My prayer was not to be answered. I regretted not bringing a travel weather radio with me, although one point of this trip was to disconnect from technology, and I could only hope that this wouldn’t turn into a blizzard. I trusted my dogs with my life and they had never let me down, but it was surreal and a bit scary to race blindly into a sea of cascading white snowflakes. As I tried to ease the panic rising within me, I remembered my father’s calming voice from when I was a child directing me on what to do when caught out in the wilderness in inclement weather. Take shelter, stay warm, stay hydrated. At this point I’d gone too far to return to the cabin even if I could determine which way it was. It was definitely getting colder, but I was well-bundled and decided to press forward. My sense of time was warped by the changing landscape, but I was pretty sure that we would arrive at the airport relatively soon and could shelter there until the weather was clear enough to fly.

Just when I thought we’d traveled too long to be on the right path, I felt the sled pull upward. I blinked as a snowflake landed in my eye and watched as the snow and clouds slowly dissipated beyond the crest of the hill. Looking into the valley I saw a man bathed in sunlight sitting around a fire at his campsite. A man I recognized as my father. Happiness and nostalgia swelled up within me complemented by the shift in weather that cleared the negative thoughts from moments prior. Standing before my father after so many years apart, I suddenly felt overcome by a wave of emotions and questions that culminated into simply rendering me speechless. Then it all came out at once, my tears immortalized as ice, falling from my face with the incessant stream of words tumbling from my quivering lips. He laughed, that full-bellied jovial laugh that I remembered from when I was a kid, and hugged me so tight that I could barely breathe. Leading me back to the campsite we talked for hours catching up on all the time we missed together. I was in no rush anymore to return to the city, not with my dad here. We settled down in front of the warm fire with the dogs as we watched the sun set, painting the sky with fiery oranges and reds. As the discussion transformed into a more comforting and expressive silence that transcended words, I had to say it.

“Father, I am so sorry for not visiting or checking in on you, sorry we had that falling out, so...”

He cut me off. “I know sweetie, I know. I missed you deeply too and I am so happy you’re here now,” he said comfortingly. “Forget the past and enjoy this present with me.”

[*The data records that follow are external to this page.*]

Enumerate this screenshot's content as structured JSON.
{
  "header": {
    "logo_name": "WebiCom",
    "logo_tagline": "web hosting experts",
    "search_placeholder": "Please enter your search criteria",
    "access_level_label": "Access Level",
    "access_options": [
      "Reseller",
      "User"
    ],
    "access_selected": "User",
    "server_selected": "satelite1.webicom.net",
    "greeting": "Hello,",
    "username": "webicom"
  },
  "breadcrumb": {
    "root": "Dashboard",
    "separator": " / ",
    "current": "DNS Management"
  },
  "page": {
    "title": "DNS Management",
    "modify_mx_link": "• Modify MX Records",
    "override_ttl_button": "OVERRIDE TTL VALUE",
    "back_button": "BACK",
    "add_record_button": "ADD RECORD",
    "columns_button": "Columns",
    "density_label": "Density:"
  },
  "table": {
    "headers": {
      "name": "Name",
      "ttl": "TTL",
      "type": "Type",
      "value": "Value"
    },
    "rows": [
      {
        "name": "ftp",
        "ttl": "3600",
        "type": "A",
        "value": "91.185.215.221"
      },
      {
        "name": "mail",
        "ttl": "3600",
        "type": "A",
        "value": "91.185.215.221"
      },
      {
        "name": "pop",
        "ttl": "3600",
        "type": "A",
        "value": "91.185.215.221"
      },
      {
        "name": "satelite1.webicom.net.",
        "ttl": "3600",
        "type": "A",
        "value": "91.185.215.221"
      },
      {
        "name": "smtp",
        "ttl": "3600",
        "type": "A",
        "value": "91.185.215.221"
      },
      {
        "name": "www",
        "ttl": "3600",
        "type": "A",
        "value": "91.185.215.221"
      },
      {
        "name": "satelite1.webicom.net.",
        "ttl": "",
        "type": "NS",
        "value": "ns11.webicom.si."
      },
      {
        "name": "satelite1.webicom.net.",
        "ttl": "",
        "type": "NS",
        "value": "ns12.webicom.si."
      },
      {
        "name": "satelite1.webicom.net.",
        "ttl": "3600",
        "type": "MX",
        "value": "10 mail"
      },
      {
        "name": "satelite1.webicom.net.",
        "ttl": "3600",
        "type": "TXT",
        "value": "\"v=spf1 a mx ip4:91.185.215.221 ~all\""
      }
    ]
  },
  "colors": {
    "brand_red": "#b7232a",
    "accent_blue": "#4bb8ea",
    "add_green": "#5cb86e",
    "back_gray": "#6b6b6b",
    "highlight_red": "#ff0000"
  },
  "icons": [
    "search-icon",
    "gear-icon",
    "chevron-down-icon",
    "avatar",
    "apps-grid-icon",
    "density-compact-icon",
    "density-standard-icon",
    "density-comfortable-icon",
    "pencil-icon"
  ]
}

He pulled me close, wrapping his arms around me as we looked up at the stars shimmering against the now dark Alaskan sky. A mesmerizing dance of green and yellow aurora borealis moved to the heartbeat of the earth’s magnetic field. It was like watching the spirits of my ancestors journey to their celestial home, carrying away all the remnant negative tension between my father and I. My eyes grew heavy and I began to drift off into a deep and peaceful sleep. Alaska has some of the longest and darkest nights I’d ever experienced but tonight, lying next to my father, it felt like a blessed eternity.


A few words for the author? Comment below.

Take a look at our advice on commenting here

To post comments, please